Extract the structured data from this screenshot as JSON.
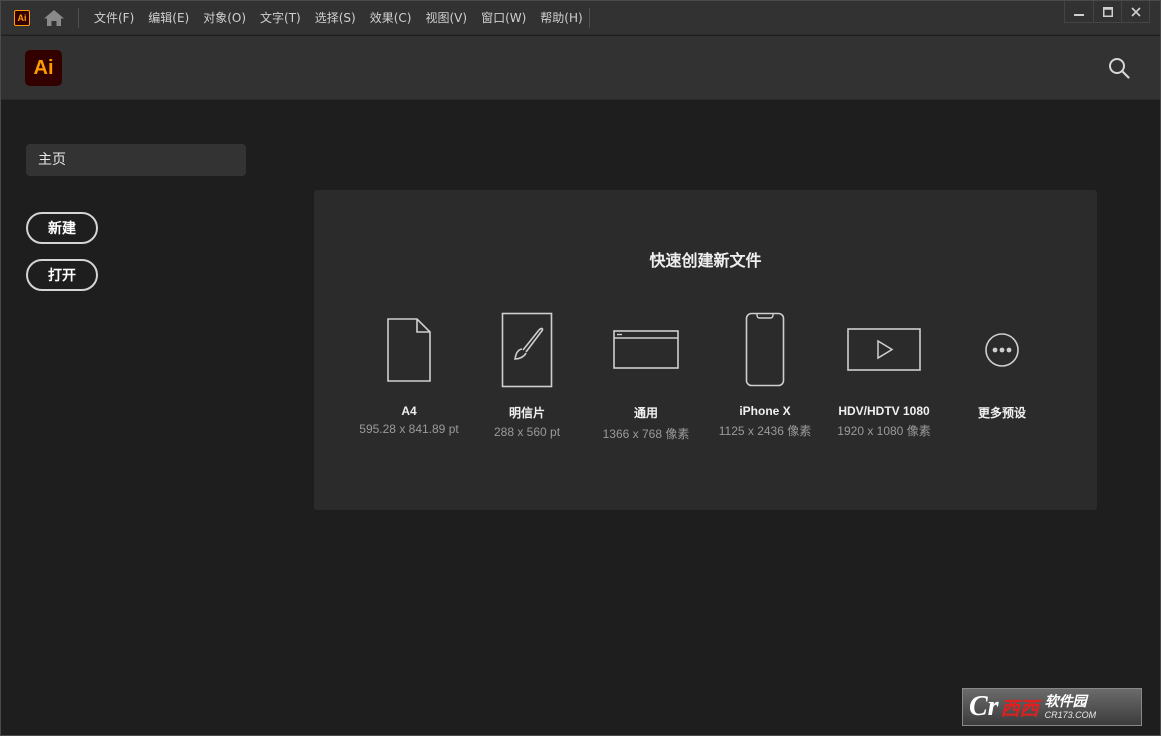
{
  "app": {
    "mini_logo": "Ai",
    "logo": "Ai",
    "brand_color": "#ff9a00",
    "logo_bg": "#330000"
  },
  "menu": {
    "items": [
      {
        "label": "文件(F)"
      },
      {
        "label": "编辑(E)"
      },
      {
        "label": "对象(O)"
      },
      {
        "label": "文字(T)"
      },
      {
        "label": "选择(S)"
      },
      {
        "label": "效果(C)"
      },
      {
        "label": "视图(V)"
      },
      {
        "label": "窗口(W)"
      },
      {
        "label": "帮助(H)"
      }
    ]
  },
  "window_controls": {
    "minimize": "minimize-icon",
    "maximize": "maximize-icon",
    "close": "close-icon"
  },
  "header": {
    "search_icon": "search-icon"
  },
  "sidebar": {
    "home_tab": "主页",
    "new_button": "新建",
    "open_button": "打开"
  },
  "quick_create": {
    "title": "快速创建新文件",
    "presets": [
      {
        "name": "A4",
        "size": "595.28 x 841.89 pt",
        "icon": "document-icon"
      },
      {
        "name": "明信片",
        "size": "288 x 560 pt",
        "icon": "brush-card-icon"
      },
      {
        "name": "通用",
        "size": "1366 x 768 像素",
        "icon": "browser-window-icon"
      },
      {
        "name": "iPhone X",
        "size": "1125 x 2436 像素",
        "icon": "phone-icon"
      },
      {
        "name": "HDV/HDTV 1080",
        "size": "1920 x 1080 像素",
        "icon": "video-play-icon"
      },
      {
        "name": "更多预设",
        "size": "",
        "icon": "more-icon"
      }
    ]
  },
  "watermark": {
    "cr": "Cr",
    "red": "西西",
    "soft": "软件园",
    "url": "CR173.COM"
  }
}
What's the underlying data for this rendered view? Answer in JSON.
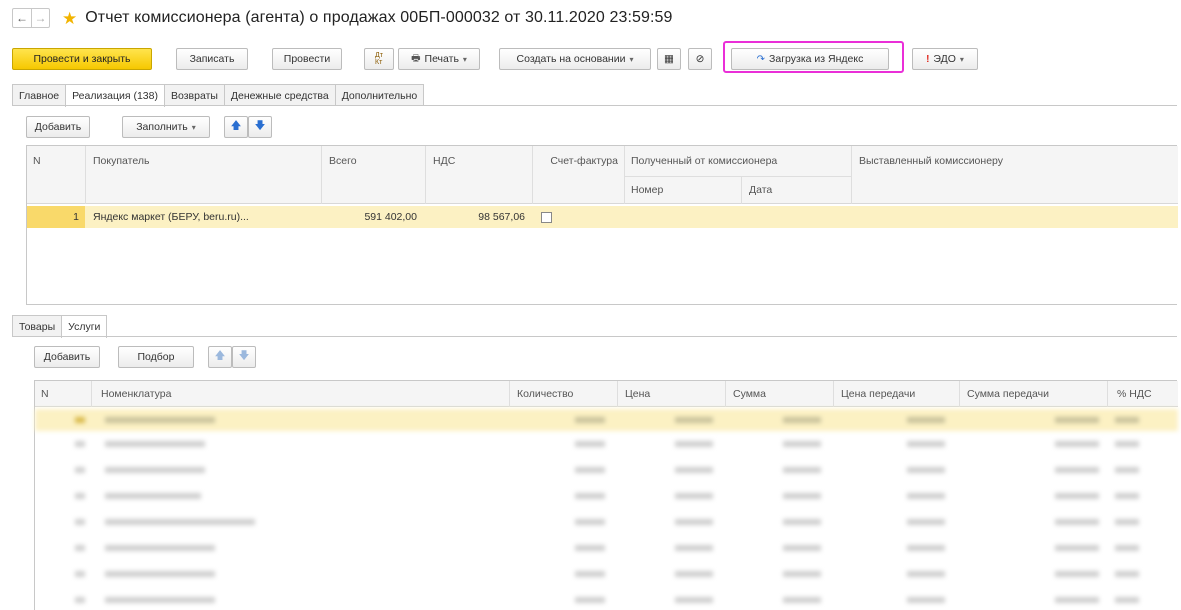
{
  "titlebar": {
    "back": "←",
    "forward": "→",
    "title": "Отчет комиссионера (агента) о продажах 00БП-000032 от 30.11.2020 23:59:59"
  },
  "toolbar": {
    "post_close": "Провести и закрыть",
    "save": "Записать",
    "post": "Провести",
    "dtkt": "Дт Кт",
    "print": "Печать",
    "create_based": "Создать на основании",
    "yandex_load": "Загрузка из Яндекс",
    "edo": "ЭДО"
  },
  "tabs": [
    "Главное",
    "Реализация (138)",
    "Возвраты",
    "Денежные средства",
    "Дополнительно"
  ],
  "sales_panel": {
    "add": "Добавить",
    "fill": "Заполнить"
  },
  "sales_table": {
    "headers": {
      "n": "N",
      "buyer": "Покупатель",
      "total": "Всего",
      "vat": "НДС",
      "invoice": "Счет-фактура",
      "received": "Полученный от комиссионера",
      "number": "Номер",
      "date": "Дата",
      "issued": "Выставленный комиссионеру"
    },
    "rows": [
      {
        "n": "1",
        "buyer": "Яндекс маркет (БЕРУ, beru.ru)...",
        "total": "591 402,00",
        "vat": "98 567,06"
      }
    ]
  },
  "sub_tabs": [
    "Товары",
    "Услуги"
  ],
  "goods_panel": {
    "add": "Добавить",
    "select": "Подбор"
  },
  "goods_table": {
    "headers": {
      "n": "N",
      "item": "Номенклатура",
      "qty": "Количество",
      "price": "Цена",
      "sum": "Сумма",
      "transfer_price": "Цена передачи",
      "transfer_sum": "Сумма передачи",
      "vat_rate": "% НДС"
    }
  },
  "colors": {
    "primary_button": "#f6c800",
    "selection": "#fcf1c3",
    "current_cell": "#f9d96a",
    "highlight_frame": "#ea2fd8",
    "star": "#f2b400"
  }
}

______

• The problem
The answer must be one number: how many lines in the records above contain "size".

• The answer
6